In this installment, a very young Russian prostitute named Teri (Chloe Grace Moretz) is in one such situation, in trouble with her employers for a customer service violation. She is in this line of work against her will and wants to get out but doesn’t know how until she meets Robert McCall.
McCall is a retired Intelligence Officer at the point in his life where his physical prowess has begun to decline even though his mental abilities are as sharp as ever. Washington uses his maturity and experience as an actor to create a character who can defeat his enemies by using his brain against their brawn.
Washington never ceases to bring to the screen masterful performances and Robert McCall is no exception. What makes Washington’s performance so good is his ability to demonstrate what Robert McCall is experiencing internally. With just one look, head nod or other seemingly insignificant gesture, Washington physicalizes McCall’s emotional states and inner thoughts in a way that is understandable to the audience.
But an action hero is only as awesome as his enemy is formidable. Teddy (Martin Csokas) is a certifiable sociopath. In fact, he’s the worst kind of sociopath. Not only does he have no regard for the outcome of his actions, he’s extremely intelligent.
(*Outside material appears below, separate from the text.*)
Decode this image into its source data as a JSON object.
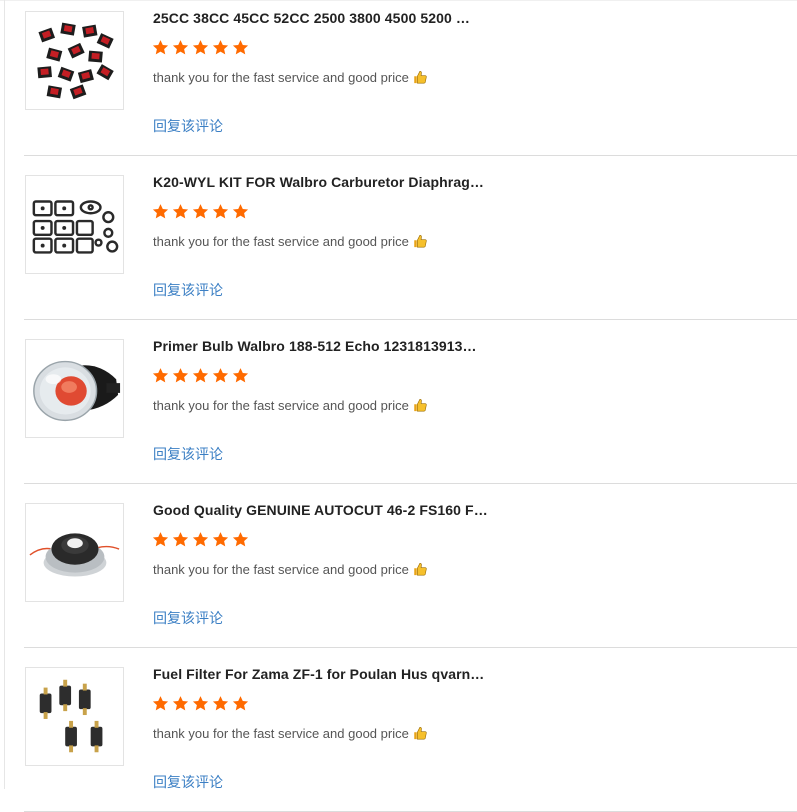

Csokas himself delivers a visceral performance whereby one look sends chills down your spine. Csokas’ subtlety is so tremendous that as Teddy is killing, his face reads that he’s doing nothing more than selling an insurance policy. Teddy is the most disturbing antagonist since Heath Ledger played the Joker.
Impeccable performances notwithstanding, the direction of Antoine Fuqua is nothing short of genius. His shot choices and camera movements add as much to the feeling the audience gets as any of the acting. Every frame is visually gritty and each shot moves the audience closer to the edge of their seat. In a very real way, the camera makes the audience an unwitting eye witness to the chess game between McCall and Teddy.
In addition to the direction, the soundtrack also adds to the feeling that the audience is not just watching a movie but participating in it. In most movies, the soundtrack is used as background music or to underscore the emotion of the scene. This is also true in “The Equalizer,” but the soundtrack goes a step further — the songs become an unseen character and the lyrics of the songs add dialog that draws the viewer deeper into the on-screen world.
This three-fold combination of performance, direction and soundtrack make “The Equalizer” an unequaled cinematic achievement.